In and Out (of the browser): Why I'm long web connected desktop apps

A few years ago, we saw a big push for software as a service (SaaS).  Why built big clunky pieces of software that required installs and updates when you could sign folks up with just a browser and a registration, and push updates on the fly... makes a lot of sense, right?

Well, now I'm thinking that the browser isn't really the right place for a lot of these apps.  I think the tipping point for me was yesterday when I tried to run Zimbra, Gmail, Facebook, MySpace, Google Docs, Typepad, and Newsgator all out of the same browser window in tabs.  Firefox and it's lovely memory leak ballooned to 800MB of memory usage and my computer started spitting up Mentos and Coke.  Ok, so not really, but it definitely slowed to a crawl.

Today, I'm back in Outlook, patched into our Zimbra server in a desktop e-mail client. 

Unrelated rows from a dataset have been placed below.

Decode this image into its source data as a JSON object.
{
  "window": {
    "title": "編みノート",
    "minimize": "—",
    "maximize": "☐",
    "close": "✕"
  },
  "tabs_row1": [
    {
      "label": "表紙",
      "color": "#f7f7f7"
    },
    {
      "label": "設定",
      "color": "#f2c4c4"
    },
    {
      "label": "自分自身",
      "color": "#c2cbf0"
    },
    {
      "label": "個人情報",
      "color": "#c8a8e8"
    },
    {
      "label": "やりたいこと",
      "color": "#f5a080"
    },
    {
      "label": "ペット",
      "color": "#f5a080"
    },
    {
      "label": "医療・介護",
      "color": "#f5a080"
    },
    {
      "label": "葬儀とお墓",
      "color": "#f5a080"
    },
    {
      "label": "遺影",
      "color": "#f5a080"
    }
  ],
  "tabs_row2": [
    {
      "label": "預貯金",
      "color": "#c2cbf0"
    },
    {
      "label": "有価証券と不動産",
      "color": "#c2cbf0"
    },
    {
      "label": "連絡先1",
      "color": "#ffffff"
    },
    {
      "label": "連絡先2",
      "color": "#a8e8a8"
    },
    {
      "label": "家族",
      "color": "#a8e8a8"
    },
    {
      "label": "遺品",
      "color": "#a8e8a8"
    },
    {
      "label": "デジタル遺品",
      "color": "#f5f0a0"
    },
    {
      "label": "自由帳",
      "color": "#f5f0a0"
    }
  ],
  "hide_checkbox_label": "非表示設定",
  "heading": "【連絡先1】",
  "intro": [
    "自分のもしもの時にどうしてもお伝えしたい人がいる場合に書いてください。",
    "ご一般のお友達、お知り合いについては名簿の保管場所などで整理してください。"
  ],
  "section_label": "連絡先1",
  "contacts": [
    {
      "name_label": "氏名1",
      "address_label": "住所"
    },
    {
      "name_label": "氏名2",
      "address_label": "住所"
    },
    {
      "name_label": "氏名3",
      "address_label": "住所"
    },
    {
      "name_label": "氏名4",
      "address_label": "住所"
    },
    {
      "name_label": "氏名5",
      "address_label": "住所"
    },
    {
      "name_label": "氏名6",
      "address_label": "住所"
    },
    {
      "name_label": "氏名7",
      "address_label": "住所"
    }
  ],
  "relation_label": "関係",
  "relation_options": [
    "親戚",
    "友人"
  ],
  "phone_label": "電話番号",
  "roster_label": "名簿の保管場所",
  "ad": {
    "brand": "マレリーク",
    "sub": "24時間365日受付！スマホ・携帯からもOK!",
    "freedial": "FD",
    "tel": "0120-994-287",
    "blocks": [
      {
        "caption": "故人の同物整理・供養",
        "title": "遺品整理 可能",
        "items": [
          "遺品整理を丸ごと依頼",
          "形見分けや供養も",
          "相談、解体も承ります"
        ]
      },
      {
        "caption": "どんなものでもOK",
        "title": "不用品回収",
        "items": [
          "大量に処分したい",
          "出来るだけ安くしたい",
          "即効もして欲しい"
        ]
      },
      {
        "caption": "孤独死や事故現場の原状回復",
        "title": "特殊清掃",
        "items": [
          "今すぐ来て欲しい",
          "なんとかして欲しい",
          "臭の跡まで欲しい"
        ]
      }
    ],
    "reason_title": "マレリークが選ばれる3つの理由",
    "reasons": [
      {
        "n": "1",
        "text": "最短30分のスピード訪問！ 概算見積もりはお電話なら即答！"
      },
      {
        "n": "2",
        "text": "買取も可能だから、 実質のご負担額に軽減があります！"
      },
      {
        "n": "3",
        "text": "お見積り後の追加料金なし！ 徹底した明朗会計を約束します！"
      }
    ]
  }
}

Browsers were historically meant to show text and graphics in a one way broadcast, and now we're asking them to run some pretty resource intensive apps.   I don't know if Apollo is the answer, but it seems pretty clear to me that we're going to see some apps bust back out of the browser and onto the desktop while retaining some connection to the web. 

Desktop apps are better for uploading, which is key in a two-way, interactive web and notifications as well.  (That's why I was never a fan of MeeboMe....   didn't want to have to sit in the browser window the whole day to see IMs.)

So are desktop widgets the answer or does someone need to build a better browser for running apps?  And when does this start to happen?